Montana Wildlife Management Areas (WMA) are owned and managed by the Montana Fish, Wildlife & Parks and provide free public hunting opportunities statewide.
All WMAs have limitations on the available season of use. Some areas allow camping and motorized use is restricted to designated routes.
Hunting on WMAs is open to all resident and nonresident hunters with a valid hunting license and/or permit. Purchase of the State Recreational Use License is not required to recreate at these sites.
Contact the appropriate FWP Regional Office for specific information about a particular area.
FWP owns and manages Fishing Access Sites (FAS) statewide. Generally, FASs provide stream or lake access only. Some sites also allow hunting. You should contact the appropriate FWP Regional Office to check on restrictions before hunting at an FAS.
The Montana State Prison Ranch offers big game and bird hunting on 23,000 acres of land managed by the Department of Corrections at Warm Springs near Deer Lodge. For additional information on area restrictions and a detailed map, contact FWP Region 2 Headquarters at (406) 542-5530.
National forests in Montana comprise nearly 16 million acres. Most national forest lands that are legally accessible via a public road, navigable waterway, or adjacent state or federal land are open to hunting. Land-use restrictions do apply to some areas so its always a good idea to check in with the local Ranger District Office. Individuals must have permission from the landowner to cross adjacent private land to hunt on National Forest Lands. National forest maps are available from all Forest Service District Offices, or by contacting Forest Service Northern Region Office at (406) 329-3511.
The Bureau of Land Management (BLM) manages over 8 million acres of mostly range land and some forested land across the state. Most BLM lands that are legally accessible via a public road, navigable waterway, or adjacent state or federal land are open to hunting. You must have permission from the landowner to cross adjacent private land to hunt on BLM land. The BLM sells maps that identify BLM land. Maps are available from all BLM Area Offices, and by contacting the BLM State Office in Billings at (406) 896-5000.

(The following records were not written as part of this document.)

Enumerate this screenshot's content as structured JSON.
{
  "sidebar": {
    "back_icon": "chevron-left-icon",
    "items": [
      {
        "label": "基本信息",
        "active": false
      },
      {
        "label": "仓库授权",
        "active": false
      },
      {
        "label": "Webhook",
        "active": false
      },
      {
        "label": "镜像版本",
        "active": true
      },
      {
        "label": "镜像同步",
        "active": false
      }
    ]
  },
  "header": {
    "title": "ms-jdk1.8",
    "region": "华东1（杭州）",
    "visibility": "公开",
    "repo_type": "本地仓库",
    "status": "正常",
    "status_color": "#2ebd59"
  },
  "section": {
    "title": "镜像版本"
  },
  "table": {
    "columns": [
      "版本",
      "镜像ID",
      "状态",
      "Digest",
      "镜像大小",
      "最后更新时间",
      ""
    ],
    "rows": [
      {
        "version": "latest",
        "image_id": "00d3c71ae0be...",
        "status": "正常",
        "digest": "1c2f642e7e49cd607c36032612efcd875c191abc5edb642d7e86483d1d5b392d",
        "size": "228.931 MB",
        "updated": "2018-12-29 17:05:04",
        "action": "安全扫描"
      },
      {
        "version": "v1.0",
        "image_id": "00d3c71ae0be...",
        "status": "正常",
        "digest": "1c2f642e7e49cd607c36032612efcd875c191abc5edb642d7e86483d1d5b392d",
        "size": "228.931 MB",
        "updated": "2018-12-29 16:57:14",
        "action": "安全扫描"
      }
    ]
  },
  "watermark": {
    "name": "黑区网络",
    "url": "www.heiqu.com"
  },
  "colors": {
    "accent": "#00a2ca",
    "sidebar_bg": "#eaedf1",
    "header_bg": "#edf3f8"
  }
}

The U.S. Fish & Wildlife Service (USFWS) manages ten national wildlife refuges in Montana most of which allow hunting during some portion of the season. USFWS also oversees hundreds of waterfowl production areas that provide waterfowl, upland bird, and limited big game hunting opportunities. Hunting opportunities on wildlife refuges are generally quite restrictive and in some cases prohibited altogether. You should contact refuge personnel before hunting on any national wildlife refuge. For general information on the National Wildlife Refuge System in Montana, contact the Charles M. Russell National Wildlife Refuge in Lewistown at (406) 538-8706 or follow this link.
The US Bureau of Reclamation (BOR) administers approximately 200,000 acres of land and 100,000 acres of surface water in Montana. Where there is legal public access, BOR managed land is open to hunting, fishing and other recreational activity. Motorized travel is restricted to existing roads.
Access Public Lands was created to improve access to state and federal lands and to help reduce the conflicts that arise when sportsmen utilize public lands. Program funding is used for agreements that provide access corridors to public lands, land owner incentives like fencing, cattle guards, and water crossings on access routes, signing to indicate public/private land boundaries, and increased patrolling where appropriate. FWP relies on a cooperative approach that considers the needs of landowners, sportsmen, and land managers to resolve conflicts over access to state and federal lands.
Download a form to report problems involving public lands access: